What is expected - Check every line below, and copy those that include "heading".

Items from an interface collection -
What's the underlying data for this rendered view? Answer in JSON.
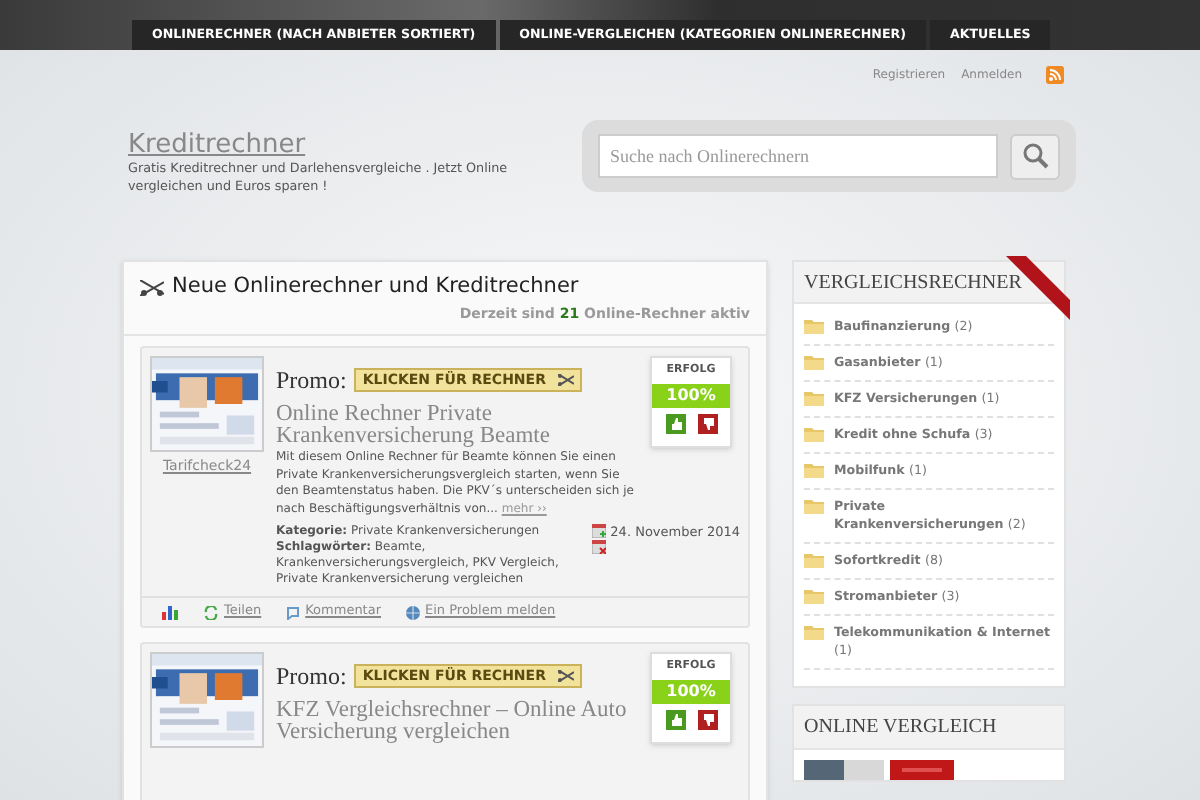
{
  "nav": [
    {
      "label": "ONLINERECHNER (NACH ANBIETER SORTIERT)"
    },
    {
      "label": "ONLINE-VERGLEICHEN (KATEGORIEN ONLINERECHNER)"
    },
    {
      "label": "AKTUELLES"
    }
  ],
  "header_links": [
    "Registrieren",
    "Anmelden"
  ],
  "site": {
    "title": "Kreditrechner",
    "tagline": "Gratis Kreditrechner und Darlehensvergleiche . Jetzt Online vergleichen und Euros sparen !"
  },
  "search": {
    "placeholder": "Suche nach Onlinerechnern"
  },
  "main": {
    "heading": "Neue Onlinerechner und Kreditrechner",
    "status_before": "Derzeit sind",
    "status_count": "21",
    "status_after": "Online-Rechner aktiv"
  },
  "posts": [
    {
      "thumbnail_caption": "Tarifcheck24",
      "promo_label": "Promo:",
      "promo_button": "KLICKEN FÜR RECHNER",
      "rating_label": "ERFOLG",
      "rating": "100%",
      "level": 1,
      "title": "Online Rechner Private Krankenversicherung Beamte",
      "excerpt": "Mit diesem Online Rechner für Beamte können Sie einen Private Krankenversicherungsvergleich starten, wenn Sie den Beamtenstatus haben. Die PKV´s unterscheiden sich je nach Beschäftigungsverhältnis von...",
      "more": "mehr ››",
      "category_label": "Kategorie:",
      "category": "Private Krankenversicherungen",
      "tags_label": "Schlagwörter:",
      "tags": "Beamte, Krankenversicherungsvergleich, PKV Vergleich, Private Krankenversicherung vergleichen",
      "date": "24. November 2014",
      "actions": [
        "Teilen",
        "Kommentar",
        "Ein Problem melden"
      ]
    },
    {
      "promo_label": "Promo:",
      "promo_button": "KLICKEN FÜR RECHNER",
      "rating_label": "ERFOLG",
      "rating": "100%",
      "level": 1,
      "title": "KFZ Vergleichsrechner – Online Auto Versicherung vergleichen"
    }
  ],
  "sidebar": {
    "heading": "VERGLEICHSRECHNER",
    "items": [
      {
        "label": "Baufinanzierung",
        "count": "(2)"
      },
      {
        "label": "Gasanbieter",
        "count": "(1)"
      },
      {
        "label": "KFZ Versicherungen",
        "count": "(1)"
      },
      {
        "label": "Kredit ohne Schufa",
        "count": "(3)"
      },
      {
        "label": "Mobilfunk",
        "count": "(1)"
      },
      {
        "label": "Private Krankenversicherungen",
        "count": "(2)"
      },
      {
        "label": "Sofortkredit",
        "count": "(8)"
      },
      {
        "label": "Stromanbieter",
        "count": "(3)"
      },
      {
        "label": "Telekommunikation & Internet",
        "count": "(1)"
      }
    ]
  },
  "sidebar2": {
    "heading": "ONLINE VERGLEICH"
  }
}
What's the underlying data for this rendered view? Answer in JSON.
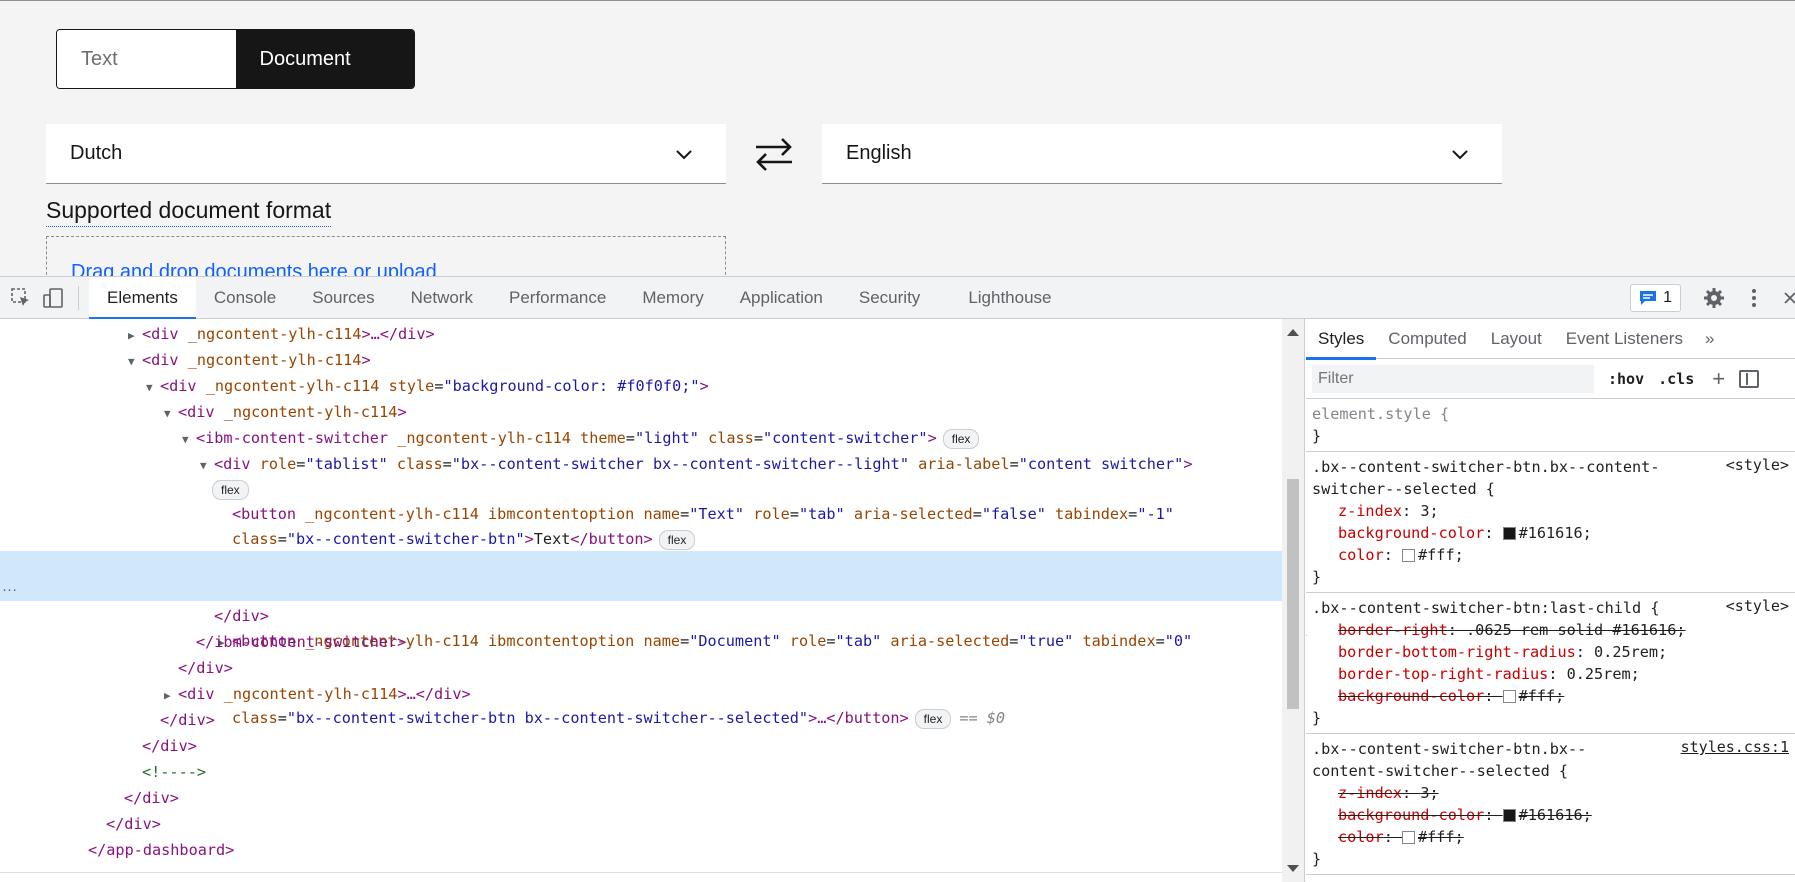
{
  "app": {
    "switcher": {
      "text_label": "Text",
      "document_label": "Document"
    },
    "source_language": "Dutch",
    "target_language": "English",
    "supported_format_label": "Supported document format",
    "dropzone_text": "Drag and drop documents here or upload"
  },
  "devtools": {
    "tabs": [
      "Elements",
      "Console",
      "Sources",
      "Network",
      "Performance",
      "Memory",
      "Application",
      "Security",
      "Lighthouse"
    ],
    "active_tab": "Elements",
    "issues_count": "1",
    "styles": {
      "tabs": [
        "Styles",
        "Computed",
        "Layout",
        "Event Listeners"
      ],
      "more": "»",
      "filter_placeholder": "Filter",
      "hov": ":hov",
      "cls": ".cls",
      "plus": "+",
      "element_style_open": "element.style {",
      "brace_close": "}",
      "rule1": {
        "selector_a": ".bx--content-switcher-btn.bx--content-",
        "selector_b": "switcher--selected {",
        "origin": "<style>",
        "decl1_name": "z-index",
        "decl1_value": "3;",
        "decl2_name": "background-color",
        "decl2_value": "#161616;",
        "decl3_name": "color",
        "decl3_value": "#fff;"
      },
      "rule2": {
        "selector": ".bx--content-switcher-btn:last-child {",
        "origin": "<style>",
        "decl1_name": "border-right",
        "decl1_value": ".0625 rem solid #161616;",
        "decl2_name": "border-bottom-right-radius",
        "decl2_value": "0.25rem;",
        "decl3_name": "border-top-right-radius",
        "decl3_value": "0.25rem;",
        "decl4_name": "background-color",
        "decl4_value": "#fff;"
      },
      "rule3": {
        "selector_a": ".bx--content-switcher-btn.bx--",
        "selector_b": "content-switcher--selected {",
        "origin": "styles.css:1",
        "decl1_name": "z-index",
        "decl1_value": "3;",
        "decl2_name": "background-color",
        "decl2_value": "#161616;",
        "decl3_name": "color",
        "decl3_value": "#fff;"
      }
    },
    "dom": {
      "l1_tag": "<div",
      "l1_attr": " _ngcontent-ylh-c114",
      "l1_end": ">…</div>",
      "l2_tag": "<div",
      "l2_attr": " _ngcontent-ylh-c114",
      "l2_end": ">",
      "l3_tag": "<div",
      "l3_attr": " _ngcontent-ylh-c114 style",
      "l3_eq": "=",
      "l3_val": "\"background-color: #f0f0f0;\"",
      "l3_end": ">",
      "l4_tag": "<div",
      "l4_attr": " _ngcontent-ylh-c114",
      "l4_end": ">",
      "l5_tag": "<ibm-content-switcher",
      "l5_attr1": " _ngcontent-ylh-c114 theme",
      "l5_val1": "\"light\"",
      "l5_attr2": " class",
      "l5_val2": "\"content-switcher\"",
      "l5_end": ">",
      "l6_tag": "<div",
      "l6_attr1": " role",
      "l6_val1": "\"tablist\"",
      "l6_attr2": " class",
      "l6_val2": "\"bx--content-switcher bx--content-switcher--light\"",
      "l6_attr3": " aria-label",
      "l6_val3": "\"content switcher\"",
      "l6_end": ">",
      "flex_badge": "flex",
      "l8_tag": "<button",
      "l8_attr1": " _ngcontent-ylh-c114 ibmcontentoption name",
      "l8_val1": "\"Text\"",
      "l8_attr2": " role",
      "l8_val2": "\"tab\"",
      "l8_attr3": " aria-selected",
      "l8_val3": "\"false\"",
      "l8_attr4": " tabindex",
      "l8_val4": "\"-1\"",
      "l9_attr": "class",
      "l9_val": "\"bx--content-switcher-btn\"",
      "l9_end1": ">",
      "l9_text": "Text",
      "l9_end2": "</button>",
      "l10_tag": "<button",
      "l10_attr1": " _ngcontent-ylh-c114 ibmcontentoption name",
      "l10_val1": "\"Document\"",
      "l10_attr2": " role",
      "l10_val2": "\"tab\"",
      "l10_attr3": " aria-selected",
      "l10_val3": "\"true\"",
      "l10_attr4": " tabindex",
      "l10_val4": "\"0\"",
      "l11_attr": "class",
      "l11_val": "\"bx--content-switcher-btn bx--content-switcher--selected\"",
      "l11_end": ">…</button>",
      "eq0": "== $0",
      "l12": "</div>",
      "l13": "</ibm-content-switcher>",
      "l14": "</div>",
      "l15_tag": "<div",
      "l15_attr": " _ngcontent-ylh-c114",
      "l15_end": ">…</div>",
      "l16": "</div>",
      "l17": "</div>",
      "l18": "<!---->",
      "l19": "</div>",
      "l20": "</div>",
      "l21": "</app-dashboard>",
      "ellipsis": "···"
    }
  }
}
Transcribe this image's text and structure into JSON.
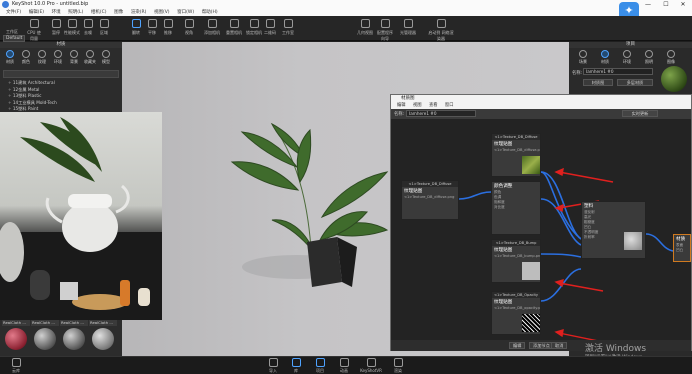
{
  "app": {
    "title": "KeyShot 10.0 Pro - untitled.bip"
  },
  "window_controls": [
    "—",
    "☐",
    "✕"
  ],
  "menu": [
    "文件(F)",
    "编辑(E)",
    "环境",
    "照明(L)",
    "相机(C)",
    "图像",
    "渲染(R)",
    "视图(V)",
    "窗口(W)",
    "帮助(H)"
  ],
  "toolbar": {
    "workspace": "Default",
    "items": [
      "工作区",
      "CPU 使用量",
      "暂停",
      "性能模式",
      "去噪",
      "区域",
      "翻转",
      "平移",
      "推移",
      "视角",
      "添加相机",
      "重置相机",
      "锁定相机",
      "二维码",
      "工作室",
      "几何视图",
      "配置程序向导",
      "光管理器",
      "启动到 网络渲染器"
    ]
  },
  "left_panel": {
    "header": "材质",
    "tabs": [
      "材质",
      "颜色",
      "纹理",
      "环境",
      "背景",
      "收藏夹",
      "模型"
    ],
    "tree": [
      "11建筑 Architectural",
      "12金属 Metal",
      "13塑料 Plastic",
      "14工业模具 Mold-Tech",
      "15塑料 Paint"
    ],
    "thumbs": [
      "RealCloth ...",
      "RealCloth ...",
      "RealCloth ...",
      "RealCloth ..."
    ]
  },
  "right_panel": {
    "header": "项目",
    "tabs": [
      "场景",
      "材质",
      "环境",
      "照明",
      "图像"
    ],
    "name_label": "名称:",
    "name_value": "Iamhere1 #0",
    "btn1": "材质图",
    "btn2": "多层材质"
  },
  "graph": {
    "title": "材质图",
    "menu": [
      "编辑",
      "视图",
      "查看",
      "窗口"
    ],
    "name_label": "名称:",
    "name_value": "Iamhere1 #0",
    "live_update": "实时更新",
    "nodes": {
      "diffuse": {
        "hdr": "<1>Texture_DB_Diffuse",
        "title": "纹理贴图",
        "file": "<1>Texture_DB_diffuse.png"
      },
      "adjust": {
        "hdr": "",
        "title": "颜色调整",
        "props": [
          "颜色",
          "色调",
          "饱和度",
          "对比度"
        ]
      },
      "base": {
        "hdr": "<1>Texture_DB_Diffuse",
        "title": "纹理贴图",
        "file": "<1>Texture_DB_diffuse.png"
      },
      "bump": {
        "hdr": "<1>Texture_DB_Bump",
        "title": "纹理贴图",
        "file": "<1>Texture_DB_bump.png"
      },
      "opacity": {
        "hdr": "<1>Texture_DB_Opacity",
        "title": "纹理贴图",
        "file": "<1>Texture_DB_opacity.png"
      },
      "material": {
        "title": "塑料",
        "props": [
          "漫反射",
          "高光",
          "粗糙度",
          "凹凸",
          "不透明度",
          "折射率"
        ]
      },
      "output": {
        "title": "材质",
        "props": [
          "表面",
          "凹凸",
          "标签"
        ]
      }
    },
    "bottom_buttons": [
      "编辑",
      "添加节点",
      "取消"
    ]
  },
  "bottom_bar": {
    "items": [
      "导入",
      "库",
      "项目",
      "动画",
      "KeyShotVR",
      "渲染"
    ],
    "left": "云库"
  },
  "watermark": {
    "line1": "激活 Windows",
    "line2": "转到\"设置\"以激活 Windows。"
  },
  "colors": {
    "accent": "#4fa3ff",
    "link": "#2b6fe0",
    "arrow": "#e0201e",
    "logo": "#3a8ee8"
  }
}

Output of the task -
    "heading": "Neue Onlinerechner und Kreditrechner",
    "heading": "VERGLEICHSRECHNER",
    "heading": "ONLINE VERGLEICH"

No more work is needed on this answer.